The purpose of this study was to generate knowledge of the interaction between an adult patient’s family members and nursing staff from the staff’s perspective.
Data were collected from nursing staff (n=155) working on the wards and out-patient departments for pulmonary, rheumatic, neurological and gastroenterological diseases at a university hospital by using a new questionnaire based on earlier research and the literature. The questions explored the staff’s views of interaction with the adult patient’s family members. In this study, interaction is seen as an umbrella concept which encompasses giving information to relatives, discussion, contacts between staff and significant others and working together. The instrument included questions about personal and telephone discussions, the provision of written instructions and factors facilitating and complicating interaction. The response rate was 55%. The data were analysed using SPSS software and examined using frequency and percentage distributions and cross-tabulation. The open-ended questions were analysed using qualitative content analysis by reducing, grouping and abstracting the data inductively.

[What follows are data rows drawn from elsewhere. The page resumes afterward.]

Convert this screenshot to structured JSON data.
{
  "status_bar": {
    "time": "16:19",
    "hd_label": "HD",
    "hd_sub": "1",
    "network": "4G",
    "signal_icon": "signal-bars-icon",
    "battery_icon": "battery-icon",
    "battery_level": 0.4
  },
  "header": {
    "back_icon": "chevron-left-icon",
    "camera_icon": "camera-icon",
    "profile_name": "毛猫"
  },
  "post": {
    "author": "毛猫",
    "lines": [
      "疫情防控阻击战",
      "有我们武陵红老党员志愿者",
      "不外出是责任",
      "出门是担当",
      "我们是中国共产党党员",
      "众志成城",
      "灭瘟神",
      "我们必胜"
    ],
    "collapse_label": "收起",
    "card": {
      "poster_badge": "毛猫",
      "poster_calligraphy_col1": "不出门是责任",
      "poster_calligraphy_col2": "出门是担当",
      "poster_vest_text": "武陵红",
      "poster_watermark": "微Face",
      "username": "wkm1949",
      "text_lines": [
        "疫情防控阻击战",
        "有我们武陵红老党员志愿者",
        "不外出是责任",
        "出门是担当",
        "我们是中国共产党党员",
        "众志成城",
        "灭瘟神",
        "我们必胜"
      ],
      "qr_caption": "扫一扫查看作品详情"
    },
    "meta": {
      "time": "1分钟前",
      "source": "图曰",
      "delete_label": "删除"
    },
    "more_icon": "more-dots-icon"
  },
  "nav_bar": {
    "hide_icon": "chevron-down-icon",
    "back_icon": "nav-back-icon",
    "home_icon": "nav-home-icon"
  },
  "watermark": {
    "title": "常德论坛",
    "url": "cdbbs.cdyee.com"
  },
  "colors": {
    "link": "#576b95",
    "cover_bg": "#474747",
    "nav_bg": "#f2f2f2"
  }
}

Discussions with relatives while they visited the patient in hospital were the commonest form of interaction. The majority of respondents perceived the interaction with the patient and knowing his or her family members as important. Less than one-fourth of the respondents started discussion with family members, while the majority expected family members to initiate interaction. The majority of respondents perceived the patient’s presence in discussion as important, but sometimes they thought it was necessary to discuss with family members without the patient. The staff discussed with family members mainly in the ward office or in patient rooms, which were, however, not perceived as peaceful. Discussions primarily pertained to the patient’s condition, discharge from hospital and planning of continued treatment.
The majority of respondents reported that the opportunity for discussion offered by staff, the patient’s positive attitude towards discussion with the family and family members’ own interest facilitated interaction. The staff’s haste and shift-work, family members’ shyness of approaching the staff and the absence of a peaceful place for discussion serve to complicate interaction.
Family members are primarily seen as informants and recipients of information. The staff’s ability to recognize the importance of family members to successful patient care is relatively adequate. However, insufficient attention is paid to family members and their need for support.